Letter to the Editor: How Russian Propaganda Appears on Simpson’s Campus (Part 2)

by Dr. Safin, Special to the Simpsonian

In Part 1, my goal was primarily to respond to the lecture to correct the false narrative that Russia is acting defensively rather than acting as an aggressor and committing war crimes against civilians. Now I hope to encourage you to always ask “who does this serve?” whenever you engage with political messaging (propaganda). By reflecting on who would agree with the message, who it serves and who it harms, you can better decide for yourself if it is an idea worth propagating. The tricky part is that something can be factually true and still misleading or harmful. One common and painful example of bringing up a real statistic in a dishonest way is responding to instances of police brutality with statistics about gang violence to shift the conversation about crime rates in communities of color. It is dishonest, because the goal isn’t to address the latter issue, but to distract from the former issue. It is this standard practice of “whataboutism” that Russian propaganda has perfected. 

Here, I wish to highlight Russia’s online propaganda campaign, but I do not want to absolve any of us of the responsibilities that we have to make our own decisions. In other words, my message is “be mindful” rather than “it’s all Russia’s fault.” Indeed, Russia does not create social issues in the U.S., but rather it exploits them. Starting around 2014–the year Russia invaded Eastern Ukraine and annexed Crimea–the Russian troll farm has amplified divisive messaging, aiming to amplify societal rifts. In the U.S., this included pushing “All Lives Matter” posts as well as anti-police posts on competing Facebook pages. The goal wasn’t to support racial justice nor to support the police – it was to misinform and divide. The Kremlin Operatives have followed the same strategy after their 2022 invasion of Ukraine, using their official verified social media accounts to bring up other refugee crises, but not with the goal of helping other refugees, rather to cynically distract from the massive humanitarian catastrophe they were creating. This operation was in part successful, as when I started posting on social media to get help for my family, I received replies calling me racist for caring more about my family than for people I have never met. (As a researcher of prosocial behavior, I assure you, each and every human cares more about their loved ones than they do about strangers. This is normal. This is human.)

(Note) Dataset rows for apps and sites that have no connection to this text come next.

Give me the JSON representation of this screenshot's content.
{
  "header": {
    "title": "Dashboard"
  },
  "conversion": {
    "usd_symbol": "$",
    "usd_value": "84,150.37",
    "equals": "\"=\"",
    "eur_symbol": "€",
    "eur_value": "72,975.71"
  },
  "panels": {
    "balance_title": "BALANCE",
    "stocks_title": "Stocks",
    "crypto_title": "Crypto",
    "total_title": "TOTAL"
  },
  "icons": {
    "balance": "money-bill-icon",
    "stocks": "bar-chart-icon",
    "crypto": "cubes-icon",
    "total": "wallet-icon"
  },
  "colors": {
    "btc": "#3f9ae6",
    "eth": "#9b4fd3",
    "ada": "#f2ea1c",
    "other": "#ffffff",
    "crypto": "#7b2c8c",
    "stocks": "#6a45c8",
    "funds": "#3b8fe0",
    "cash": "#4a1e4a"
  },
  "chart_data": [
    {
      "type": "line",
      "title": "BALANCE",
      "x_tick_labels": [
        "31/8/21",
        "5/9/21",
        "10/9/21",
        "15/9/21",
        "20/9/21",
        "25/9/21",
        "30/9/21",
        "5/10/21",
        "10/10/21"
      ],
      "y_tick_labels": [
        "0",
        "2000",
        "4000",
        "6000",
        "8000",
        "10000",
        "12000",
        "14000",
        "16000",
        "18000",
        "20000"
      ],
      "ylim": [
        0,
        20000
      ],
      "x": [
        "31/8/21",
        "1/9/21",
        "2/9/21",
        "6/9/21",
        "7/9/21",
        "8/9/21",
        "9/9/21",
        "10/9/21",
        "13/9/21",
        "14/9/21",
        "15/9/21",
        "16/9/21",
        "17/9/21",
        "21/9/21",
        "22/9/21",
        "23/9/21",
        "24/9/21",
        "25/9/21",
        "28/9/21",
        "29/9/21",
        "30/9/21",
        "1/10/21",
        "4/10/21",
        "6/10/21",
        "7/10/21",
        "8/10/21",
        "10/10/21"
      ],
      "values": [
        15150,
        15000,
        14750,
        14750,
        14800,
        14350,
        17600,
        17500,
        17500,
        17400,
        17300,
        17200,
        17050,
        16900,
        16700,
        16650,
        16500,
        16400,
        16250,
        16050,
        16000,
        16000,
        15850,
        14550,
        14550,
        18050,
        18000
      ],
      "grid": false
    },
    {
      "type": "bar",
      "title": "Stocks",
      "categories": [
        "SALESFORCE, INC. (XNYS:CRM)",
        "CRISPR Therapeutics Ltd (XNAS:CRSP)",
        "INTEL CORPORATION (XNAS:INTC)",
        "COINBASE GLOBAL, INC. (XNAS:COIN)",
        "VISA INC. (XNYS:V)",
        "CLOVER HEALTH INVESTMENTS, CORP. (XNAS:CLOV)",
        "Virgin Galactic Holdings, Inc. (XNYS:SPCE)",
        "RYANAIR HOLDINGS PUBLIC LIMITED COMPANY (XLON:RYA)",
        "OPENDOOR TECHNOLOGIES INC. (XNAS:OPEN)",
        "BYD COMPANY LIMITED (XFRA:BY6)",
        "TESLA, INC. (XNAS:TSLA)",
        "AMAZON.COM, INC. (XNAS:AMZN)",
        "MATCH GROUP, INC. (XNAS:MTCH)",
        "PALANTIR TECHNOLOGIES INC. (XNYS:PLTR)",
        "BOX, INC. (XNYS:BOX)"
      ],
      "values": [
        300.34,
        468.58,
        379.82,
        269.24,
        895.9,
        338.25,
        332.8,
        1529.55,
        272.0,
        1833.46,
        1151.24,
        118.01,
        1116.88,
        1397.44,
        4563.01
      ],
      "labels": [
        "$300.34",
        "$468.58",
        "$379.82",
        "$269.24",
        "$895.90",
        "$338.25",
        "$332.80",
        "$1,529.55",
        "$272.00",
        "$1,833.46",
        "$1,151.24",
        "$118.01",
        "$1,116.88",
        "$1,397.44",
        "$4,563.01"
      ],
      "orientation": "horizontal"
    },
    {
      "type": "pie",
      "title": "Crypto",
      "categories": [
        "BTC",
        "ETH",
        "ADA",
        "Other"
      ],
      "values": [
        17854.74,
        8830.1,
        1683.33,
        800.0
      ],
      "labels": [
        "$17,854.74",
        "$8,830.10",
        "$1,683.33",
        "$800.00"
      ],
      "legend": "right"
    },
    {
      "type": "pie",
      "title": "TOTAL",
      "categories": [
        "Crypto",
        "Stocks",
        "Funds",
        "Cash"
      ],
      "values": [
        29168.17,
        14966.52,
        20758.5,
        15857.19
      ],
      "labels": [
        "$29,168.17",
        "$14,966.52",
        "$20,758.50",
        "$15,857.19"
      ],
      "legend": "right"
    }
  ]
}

Again, I don’t think you should care more about Ukraine than Syria or any other country, but interestingly the people who were previously active in organizing to help Syrian refugees were very supportive towards me, while those who were aggressive towards me were silent about Syria prior to the invasion of Ukraine. That tells me their goal isn’t about helping other refugees, but reducing support for Ukraine. Why would they do that? Some are hired Russian trolls, some may share Putin’s politics and support his repressive policies, but what about the rest? My guess is that it’s some version of cognitive dissonance and the discomfort caused by knowing something truly awful is happening. Crimes against humanity in other parts of the world are easier to ignore as the governments (e.g., Syria, China, Yemen, etc) try to suppress information. In the case of Ukraine, because it is not a civil war like so many conflicts, the government empowered journalists and civilians to document and share the atrocities. In fact, unlike China or Syria, Ukraine has tried to draw attention to the war crimes being perpetrated on its territory and has organized English-language social media accounts to reach a wider audience. This created much more evidence of the crimes and severe toll, so to cope some people chose to dismiss it as fake news, propaganda or even “white privilege.” Indeed, history is filled with examples of people refusing to believe what’s right in front of them, because it’s easier to ignore it. I am guilty of this as well, so I am not telling you what to believe. You get to make up your own mind, but as you do, ask yourself who benefits from your position and who may be harmed by it.

Be sure to look for the third and final part of this series of submissions in future Simpsonians.